When we were walking into group, Jennie told me that this statement had caused her to not be able to sleep, she’s been having anxiety. And we were all pretty sure he didn’t really mean that explicitly. It was just James acting in his adolescent way because developmentally, he’s delayed. Regardless, it’s an inappropriate statement. Even in a joking manner, in this kind of a setting, with this kind of a population, something like that should never ever be said. The intention was not to make James out to be the bad guy. When somebody violates your boundaries, or your internal makeup gets shaken up by something somebody said, it’s important to be able to say it out loud and start to have a dialogue about it. State the need and have a boundary. This is a really good opportunity, although somewhat extreme, to have the group watch a process, and then have the other person be able to hear it, so that the person saying it feels heard, the person who made the comment (in this case, James) can hear it, and he can also respond and show that he understands it. And he can make amends if he wants to, he can make a promise to honor the boundary in the future. I think the people in the group had such an extreme reaction because of the actual statement. You know, the word “rape” is such a loaded word because so many people in the room had been raped that it opened a can of worms for everybody.
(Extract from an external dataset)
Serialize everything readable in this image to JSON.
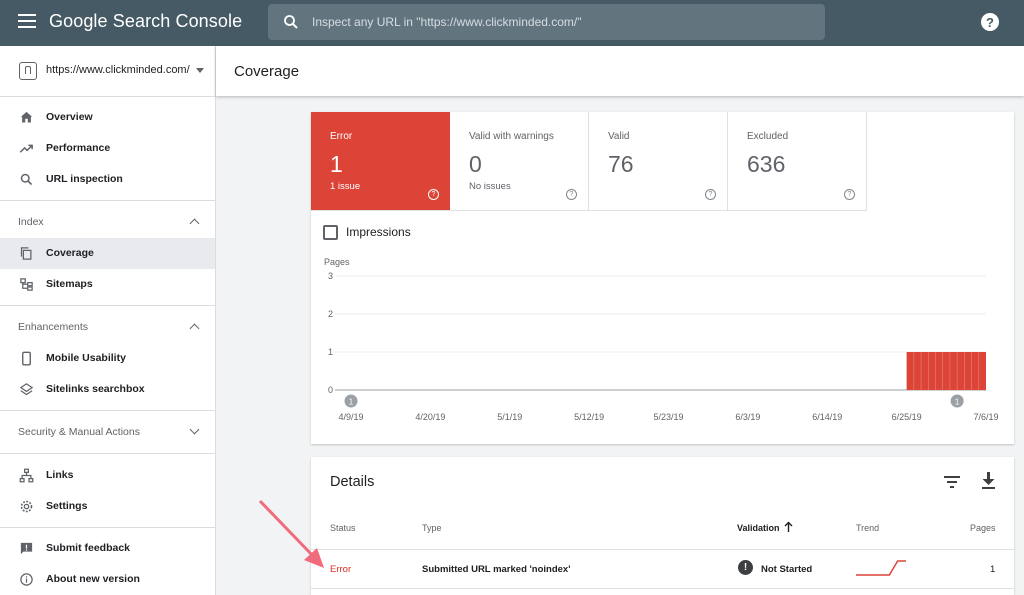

They were really doing the work, so they were just open and nerves were exposed, so you say the word and it’s going to bring up feelings. I thought it was really important for Jennie to have the opportunity to start standing up for herself in a safe place in a healing corrective way, and to have everybody see that happen. She just wanted to brush it under the rug like she always does. She really needed the opportunity to feel empowered, to take care of herself. And this was a really good opportunity, as difficult as it was. Believe me, you could cut the tension in the room with a knife. It was intense. But it ended up correcting itself and becoming a really healing experience in the end. It didn’t happen right away, it took some time, because everybody needed to process and digest and go through their feelings. After a day or two, it ended up being a positive experience in the big picture. They all ended up re-connecting and becoming a much more cohesive group because of that experience. You know that a group feels safe with each other, and has a rapport and an affinity with each other when they are able to confront each other. So in my view as a therapist, it was all positive, even though it was hard, even though it was intense. If we had ignored it and avoided the whole entire experience because it was too hard to talk about, that would just be ignoring an elephant in the room, and repeating an old family dynamic. It would be reinforcing unhealthy relationships and unhealthy behaviors that they’ve been experiencing their whole lives. That’s what they learned to do. “Oh, I’m feeling violated, I’m feeling hurt, I’m feeling upset, but it’s not OK to talk about it. So I’m just going to bury it.” If we don’t give them a place to start talking about this, we’re just repeating the same dysfunctional family that they grew up with. So this is a really corrective and productive experience.